Exercise instructions.
Copy each line of the following material that has the string "name".

Available data.
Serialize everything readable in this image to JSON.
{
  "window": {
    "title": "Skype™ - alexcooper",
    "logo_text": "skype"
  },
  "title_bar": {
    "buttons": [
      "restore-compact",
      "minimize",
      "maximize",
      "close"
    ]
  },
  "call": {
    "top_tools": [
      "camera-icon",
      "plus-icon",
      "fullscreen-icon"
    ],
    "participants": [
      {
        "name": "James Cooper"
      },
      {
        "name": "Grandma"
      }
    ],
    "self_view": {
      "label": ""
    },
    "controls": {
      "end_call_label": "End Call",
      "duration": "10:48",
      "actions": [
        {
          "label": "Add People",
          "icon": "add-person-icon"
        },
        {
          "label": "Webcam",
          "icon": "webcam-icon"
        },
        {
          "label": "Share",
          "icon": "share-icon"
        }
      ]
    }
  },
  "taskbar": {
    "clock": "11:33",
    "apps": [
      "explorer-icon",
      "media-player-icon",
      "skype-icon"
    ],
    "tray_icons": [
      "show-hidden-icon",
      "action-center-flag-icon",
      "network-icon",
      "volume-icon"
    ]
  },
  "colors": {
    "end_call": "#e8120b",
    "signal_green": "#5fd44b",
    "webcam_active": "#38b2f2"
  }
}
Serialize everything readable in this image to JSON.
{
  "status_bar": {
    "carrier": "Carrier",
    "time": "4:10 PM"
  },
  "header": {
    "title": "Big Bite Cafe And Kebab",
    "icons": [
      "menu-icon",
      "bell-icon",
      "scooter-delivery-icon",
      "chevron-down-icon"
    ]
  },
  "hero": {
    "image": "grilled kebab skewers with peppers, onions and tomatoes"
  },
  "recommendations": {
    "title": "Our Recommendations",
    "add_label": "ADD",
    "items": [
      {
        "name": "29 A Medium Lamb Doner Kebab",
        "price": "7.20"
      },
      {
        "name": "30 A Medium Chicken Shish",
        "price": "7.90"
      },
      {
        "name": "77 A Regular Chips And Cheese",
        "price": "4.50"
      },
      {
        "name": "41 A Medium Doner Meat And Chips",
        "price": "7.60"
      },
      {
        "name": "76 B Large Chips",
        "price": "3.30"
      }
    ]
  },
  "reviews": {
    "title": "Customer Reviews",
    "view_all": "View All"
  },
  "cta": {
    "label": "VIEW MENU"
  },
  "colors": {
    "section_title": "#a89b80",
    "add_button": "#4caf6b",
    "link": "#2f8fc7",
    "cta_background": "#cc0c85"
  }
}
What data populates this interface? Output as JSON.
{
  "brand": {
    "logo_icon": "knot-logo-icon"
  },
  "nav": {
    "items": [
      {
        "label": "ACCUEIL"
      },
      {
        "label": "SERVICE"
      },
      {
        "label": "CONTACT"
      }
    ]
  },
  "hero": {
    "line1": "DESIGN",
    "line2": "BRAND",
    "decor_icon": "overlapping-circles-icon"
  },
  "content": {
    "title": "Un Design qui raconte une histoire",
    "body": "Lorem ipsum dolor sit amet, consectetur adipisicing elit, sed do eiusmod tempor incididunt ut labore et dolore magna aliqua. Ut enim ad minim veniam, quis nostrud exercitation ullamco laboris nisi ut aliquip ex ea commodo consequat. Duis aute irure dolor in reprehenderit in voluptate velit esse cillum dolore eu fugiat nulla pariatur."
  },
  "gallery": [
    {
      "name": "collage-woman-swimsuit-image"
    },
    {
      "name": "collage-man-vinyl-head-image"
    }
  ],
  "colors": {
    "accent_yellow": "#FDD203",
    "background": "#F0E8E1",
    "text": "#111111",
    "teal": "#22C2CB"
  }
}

Task response.
        "name": "James Cooper"
        "name": "Grandma"
        "name": "29 A Medium Lamb Doner Kebab",
        "name": "30 A Medium Chicken Shish",
        "name": "77 A Regular Chips And Cheese",
        "name": "41 A Medium Doner Meat And Chips",
        "name": "76 B Large Chips",
      "name": "collage-woman-swimsuit-image"
      "name": "collage-man-vinyl-head-image"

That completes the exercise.